#### Assignment:
Without including any pictures, write out the data below exactly.

#### Given records:
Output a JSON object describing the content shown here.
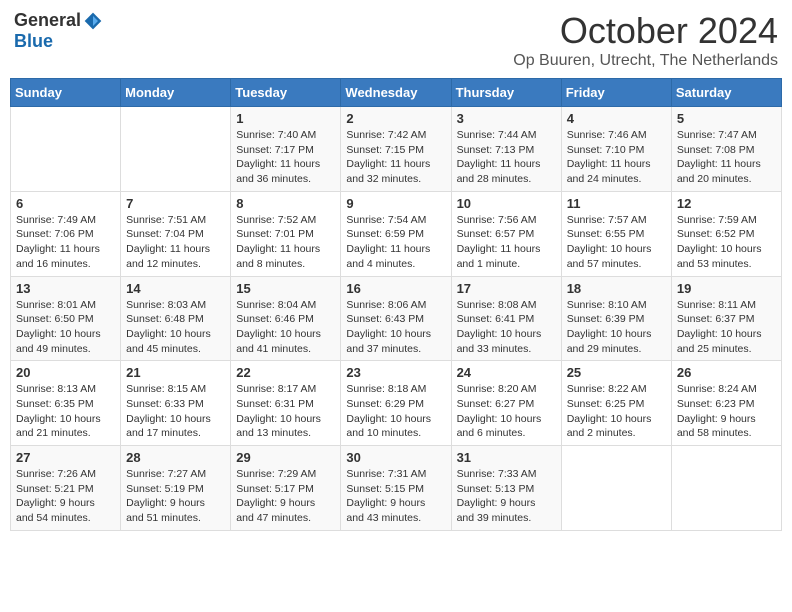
{
  "logo": {
    "general": "General",
    "blue": "Blue"
  },
  "title": "October 2024",
  "subtitle": "Op Buuren, Utrecht, The Netherlands",
  "days_of_week": [
    "Sunday",
    "Monday",
    "Tuesday",
    "Wednesday",
    "Thursday",
    "Friday",
    "Saturday"
  ],
  "weeks": [
    [
      {
        "day": "",
        "info": ""
      },
      {
        "day": "",
        "info": ""
      },
      {
        "day": "1",
        "info": "Sunrise: 7:40 AM\nSunset: 7:17 PM\nDaylight: 11 hours and 36 minutes."
      },
      {
        "day": "2",
        "info": "Sunrise: 7:42 AM\nSunset: 7:15 PM\nDaylight: 11 hours and 32 minutes."
      },
      {
        "day": "3",
        "info": "Sunrise: 7:44 AM\nSunset: 7:13 PM\nDaylight: 11 hours and 28 minutes."
      },
      {
        "day": "4",
        "info": "Sunrise: 7:46 AM\nSunset: 7:10 PM\nDaylight: 11 hours and 24 minutes."
      },
      {
        "day": "5",
        "info": "Sunrise: 7:47 AM\nSunset: 7:08 PM\nDaylight: 11 hours and 20 minutes."
      }
    ],
    [
      {
        "day": "6",
        "info": "Sunrise: 7:49 AM\nSunset: 7:06 PM\nDaylight: 11 hours and 16 minutes."
      },
      {
        "day": "7",
        "info": "Sunrise: 7:51 AM\nSunset: 7:04 PM\nDaylight: 11 hours and 12 minutes."
      },
      {
        "day": "8",
        "info": "Sunrise: 7:52 AM\nSunset: 7:01 PM\nDaylight: 11 hours and 8 minutes."
      },
      {
        "day": "9",
        "info": "Sunrise: 7:54 AM\nSunset: 6:59 PM\nDaylight: 11 hours and 4 minutes."
      },
      {
        "day": "10",
        "info": "Sunrise: 7:56 AM\nSunset: 6:57 PM\nDaylight: 11 hours and 1 minute."
      },
      {
        "day": "11",
        "info": "Sunrise: 7:57 AM\nSunset: 6:55 PM\nDaylight: 10 hours and 57 minutes."
      },
      {
        "day": "12",
        "info": "Sunrise: 7:59 AM\nSunset: 6:52 PM\nDaylight: 10 hours and 53 minutes."
      }
    ],
    [
      {
        "day": "13",
        "info": "Sunrise: 8:01 AM\nSunset: 6:50 PM\nDaylight: 10 hours and 49 minutes."
      },
      {
        "day": "14",
        "info": "Sunrise: 8:03 AM\nSunset: 6:48 PM\nDaylight: 10 hours and 45 minutes."
      },
      {
        "day": "15",
        "info": "Sunrise: 8:04 AM\nSunset: 6:46 PM\nDaylight: 10 hours and 41 minutes."
      },
      {
        "day": "16",
        "info": "Sunrise: 8:06 AM\nSunset: 6:43 PM\nDaylight: 10 hours and 37 minutes."
      },
      {
        "day": "17",
        "info": "Sunrise: 8:08 AM\nSunset: 6:41 PM\nDaylight: 10 hours and 33 minutes."
      },
      {
        "day": "18",
        "info": "Sunrise: 8:10 AM\nSunset: 6:39 PM\nDaylight: 10 hours and 29 minutes."
      },
      {
        "day": "19",
        "info": "Sunrise: 8:11 AM\nSunset: 6:37 PM\nDaylight: 10 hours and 25 minutes."
      }
    ],
    [
      {
        "day": "20",
        "info": "Sunrise: 8:13 AM\nSunset: 6:35 PM\nDaylight: 10 hours and 21 minutes."
      },
      {
        "day": "21",
        "info": "Sunrise: 8:15 AM\nSunset: 6:33 PM\nDaylight: 10 hours and 17 minutes."
      },
      {
        "day": "22",
        "info": "Sunrise: 8:17 AM\nSunset: 6:31 PM\nDaylight: 10 hours and 13 minutes."
      },
      {
        "day": "23",
        "info": "Sunrise: 8:18 AM\nSunset: 6:29 PM\nDaylight: 10 hours and 10 minutes."
      },
      {
        "day": "24",
        "info": "Sunrise: 8:20 AM\nSunset: 6:27 PM\nDaylight: 10 hours and 6 minutes."
      },
      {
        "day": "25",
        "info": "Sunrise: 8:22 AM\nSunset: 6:25 PM\nDaylight: 10 hours and 2 minutes."
      },
      {
        "day": "26",
        "info": "Sunrise: 8:24 AM\nSunset: 6:23 PM\nDaylight: 9 hours and 58 minutes."
      }
    ],
    [
      {
        "day": "27",
        "info": "Sunrise: 7:26 AM\nSunset: 5:21 PM\nDaylight: 9 hours and 54 minutes."
      },
      {
        "day": "28",
        "info": "Sunrise: 7:27 AM\nSunset: 5:19 PM\nDaylight: 9 hours and 51 minutes."
      },
      {
        "day": "29",
        "info": "Sunrise: 7:29 AM\nSunset: 5:17 PM\nDaylight: 9 hours and 47 minutes."
      },
      {
        "day": "30",
        "info": "Sunrise: 7:31 AM\nSunset: 5:15 PM\nDaylight: 9 hours and 43 minutes."
      },
      {
        "day": "31",
        "info": "Sunrise: 7:33 AM\nSunset: 5:13 PM\nDaylight: 9 hours and 39 minutes."
      },
      {
        "day": "",
        "info": ""
      },
      {
        "day": "",
        "info": ""
      }
    ]
  ]
}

#### Solution for this task:
Output a JSON object describing the content shown here.
{
  "logo": {
    "general": "General",
    "blue": "Blue"
  },
  "title": "October 2024",
  "subtitle": "Op Buuren, Utrecht, The Netherlands",
  "days_of_week": [
    "Sunday",
    "Monday",
    "Tuesday",
    "Wednesday",
    "Thursday",
    "Friday",
    "Saturday"
  ],
  "weeks": [
    [
      {
        "day": "",
        "info": ""
      },
      {
        "day": "",
        "info": ""
      },
      {
        "day": "1",
        "info": "Sunrise: 7:40 AM\nSunset: 7:17 PM\nDaylight: 11 hours and 36 minutes."
      },
      {
        "day": "2",
        "info": "Sunrise: 7:42 AM\nSunset: 7:15 PM\nDaylight: 11 hours and 32 minutes."
      },
      {
        "day": "3",
        "info": "Sunrise: 7:44 AM\nSunset: 7:13 PM\nDaylight: 11 hours and 28 minutes."
      },
      {
        "day": "4",
        "info": "Sunrise: 7:46 AM\nSunset: 7:10 PM\nDaylight: 11 hours and 24 minutes."
      },
      {
        "day": "5",
        "info": "Sunrise: 7:47 AM\nSunset: 7:08 PM\nDaylight: 11 hours and 20 minutes."
      }
    ],
    [
      {
        "day": "6",
        "info": "Sunrise: 7:49 AM\nSunset: 7:06 PM\nDaylight: 11 hours and 16 minutes."
      },
      {
        "day": "7",
        "info": "Sunrise: 7:51 AM\nSunset: 7:04 PM\nDaylight: 11 hours and 12 minutes."
      },
      {
        "day": "8",
        "info": "Sunrise: 7:52 AM\nSunset: 7:01 PM\nDaylight: 11 hours and 8 minutes."
      },
      {
        "day": "9",
        "info": "Sunrise: 7:54 AM\nSunset: 6:59 PM\nDaylight: 11 hours and 4 minutes."
      },
      {
        "day": "10",
        "info": "Sunrise: 7:56 AM\nSunset: 6:57 PM\nDaylight: 11 hours and 1 minute."
      },
      {
        "day": "11",
        "info": "Sunrise: 7:57 AM\nSunset: 6:55 PM\nDaylight: 10 hours and 57 minutes."
      },
      {
        "day": "12",
        "info": "Sunrise: 7:59 AM\nSunset: 6:52 PM\nDaylight: 10 hours and 53 minutes."
      }
    ],
    [
      {
        "day": "13",
        "info": "Sunrise: 8:01 AM\nSunset: 6:50 PM\nDaylight: 10 hours and 49 minutes."
      },
      {
        "day": "14",
        "info": "Sunrise: 8:03 AM\nSunset: 6:48 PM\nDaylight: 10 hours and 45 minutes."
      },
      {
        "day": "15",
        "info": "Sunrise: 8:04 AM\nSunset: 6:46 PM\nDaylight: 10 hours and 41 minutes."
      },
      {
        "day": "16",
        "info": "Sunrise: 8:06 AM\nSunset: 6:43 PM\nDaylight: 10 hours and 37 minutes."
      },
      {
        "day": "17",
        "info": "Sunrise: 8:08 AM\nSunset: 6:41 PM\nDaylight: 10 hours and 33 minutes."
      },
      {
        "day": "18",
        "info": "Sunrise: 8:10 AM\nSunset: 6:39 PM\nDaylight: 10 hours and 29 minutes."
      },
      {
        "day": "19",
        "info": "Sunrise: 8:11 AM\nSunset: 6:37 PM\nDaylight: 10 hours and 25 minutes."
      }
    ],
    [
      {
        "day": "20",
        "info": "Sunrise: 8:13 AM\nSunset: 6:35 PM\nDaylight: 10 hours and 21 minutes."
      },
      {
        "day": "21",
        "info": "Sunrise: 8:15 AM\nSunset: 6:33 PM\nDaylight: 10 hours and 17 minutes."
      },
      {
        "day": "22",
        "info": "Sunrise: 8:17 AM\nSunset: 6:31 PM\nDaylight: 10 hours and 13 minutes."
      },
      {
        "day": "23",
        "info": "Sunrise: 8:18 AM\nSunset: 6:29 PM\nDaylight: 10 hours and 10 minutes."
      },
      {
        "day": "24",
        "info": "Sunrise: 8:20 AM\nSunset: 6:27 PM\nDaylight: 10 hours and 6 minutes."
      },
      {
        "day": "25",
        "info": "Sunrise: 8:22 AM\nSunset: 6:25 PM\nDaylight: 10 hours and 2 minutes."
      },
      {
        "day": "26",
        "info": "Sunrise: 8:24 AM\nSunset: 6:23 PM\nDaylight: 9 hours and 58 minutes."
      }
    ],
    [
      {
        "day": "27",
        "info": "Sunrise: 7:26 AM\nSunset: 5:21 PM\nDaylight: 9 hours and 54 minutes."
      },
      {
        "day": "28",
        "info": "Sunrise: 7:27 AM\nSunset: 5:19 PM\nDaylight: 9 hours and 51 minutes."
      },
      {
        "day": "29",
        "info": "Sunrise: 7:29 AM\nSunset: 5:17 PM\nDaylight: 9 hours and 47 minutes."
      },
      {
        "day": "30",
        "info": "Sunrise: 7:31 AM\nSunset: 5:15 PM\nDaylight: 9 hours and 43 minutes."
      },
      {
        "day": "31",
        "info": "Sunrise: 7:33 AM\nSunset: 5:13 PM\nDaylight: 9 hours and 39 minutes."
      },
      {
        "day": "",
        "info": ""
      },
      {
        "day": "",
        "info": ""
      }
    ]
  ]
}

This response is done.